These kinds of thoughts are undoubtedly running through your mind right now as you prepare for an exam. However, if your thoughts become irrational, the anxiety that comes with it can harm your grades. Here’s the answer…

In one study, University of Chicago researchers discovered that students who wrote for 10 minutes about their concerns before an approaching exam performed better than those who did not. This strategy, according to the experts, is particularly useful for regular worriers.
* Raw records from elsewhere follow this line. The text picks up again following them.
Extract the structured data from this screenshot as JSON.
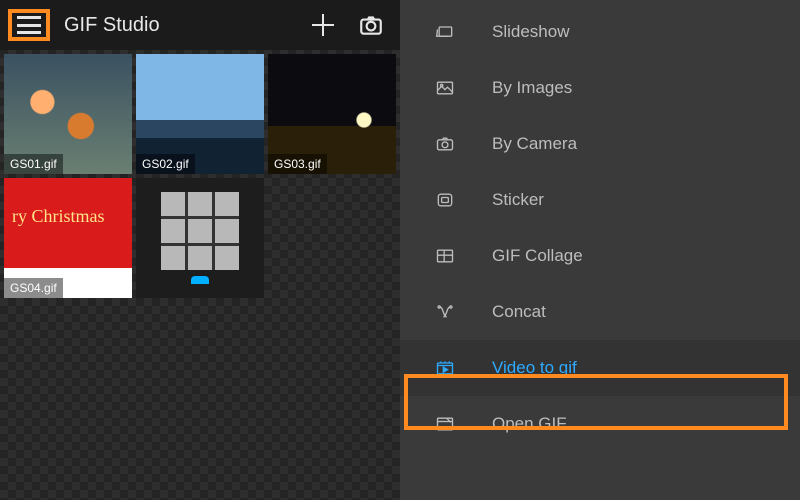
{
  "app": {
    "title": "GIF Studio"
  },
  "highlight_color": "#ff8a1f",
  "accent_color": "#2eaaff",
  "gallery": {
    "thumbs": [
      {
        "file": "GS01.gif"
      },
      {
        "file": "GS02.gif"
      },
      {
        "file": "GS03.gif"
      },
      {
        "file": "GS04.gif",
        "overlay_text": "ry Christmas"
      },
      {
        "file": ""
      }
    ]
  },
  "menu": {
    "items": [
      {
        "label": "Slideshow",
        "icon": "slideshow-icon"
      },
      {
        "label": "By Images",
        "icon": "images-icon"
      },
      {
        "label": "By Camera",
        "icon": "camera-icon"
      },
      {
        "label": "Sticker",
        "icon": "sticker-icon"
      },
      {
        "label": "GIF Collage",
        "icon": "collage-icon"
      },
      {
        "label": "Concat",
        "icon": "concat-icon"
      },
      {
        "label": "Video to gif",
        "icon": "video-icon",
        "active": true
      },
      {
        "label": "Open GIF",
        "icon": "open-icon"
      }
    ]
  }
}
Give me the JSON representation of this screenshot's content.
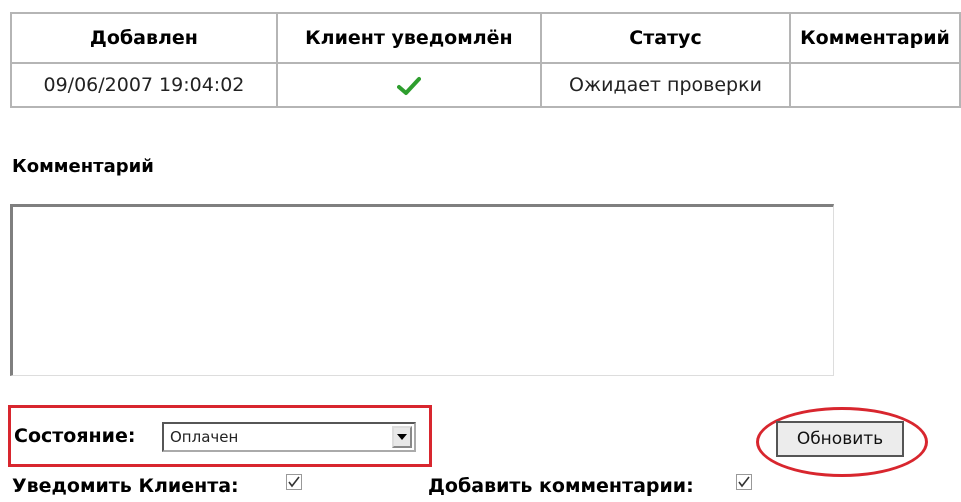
{
  "history_table": {
    "headers": [
      "Добавлен",
      "Клиент уведомлён",
      "Статус",
      "Комментарий"
    ],
    "rows": [
      {
        "added": "09/06/2007 19:04:02",
        "client_notified_icon": "check-icon",
        "status": "Ожидает проверки",
        "comment": ""
      }
    ]
  },
  "comment_section": {
    "heading": "Комментарий",
    "value": ""
  },
  "status_control": {
    "label": "Состояние:",
    "selected": "Оплачен"
  },
  "update_button": {
    "label": "Обновить"
  },
  "options": {
    "notify_label": "Уведомить Клиента:",
    "notify_checked": true,
    "add_comment_label": "Добавить комментарии:",
    "add_comment_checked": true
  },
  "colors": {
    "highlight_red": "#d8262e",
    "check_green": "#2e9e2e",
    "border_gray": "#b5b5b5"
  }
}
Kitty Klein, a psychologist, has also demonstrated that expressive writing, such as journaling, helps memory and learning. According to Klein, this type of writing allows children to express their unpleasant thoughts, allowing them to be less distracted by them.

Take 10 minutes to jot down everything you’re worried about in relation to the impending exam to help you relax. You will improve your grades as a result of this simple activity.

  • REGULARLY PUT YOURSELF TO THE TEST

Self-testing is critical if you want to enhance your academic performance, according to decades of research.

Keith Lyle, a psychologist at the University of Louisville, taught the same statistics course to two sets of undergraduates in one experiment.

Lyle required the first group to complete a four- to six-question quiz at the end of each presentation.

The question was based on the information he had just learned.

Lyle did not give any quizzes to the pupils in the second group.

Lyle realized at the end of the semester that the first group outperformed the second on all four midterm tests.

So don’t just study your textbook or class notes in a passive manner. Quiz yourself on essential topics and equations to help you study smarter.

  •  TAKE BREAKS FROM STUDYING ON A REGULAR BASIS

Taking study breaks on a regular basis boosts overall productivity and improves focus (Ariga & Lleras, 2011).

That’s why locking yourself in your room for six hours to prepare for a test isn’t a good idea. Although it may appear that you get a lot done this way, research shows that this is not the case. So, after every 40 minutes of work, take a 5- to 10-minute break.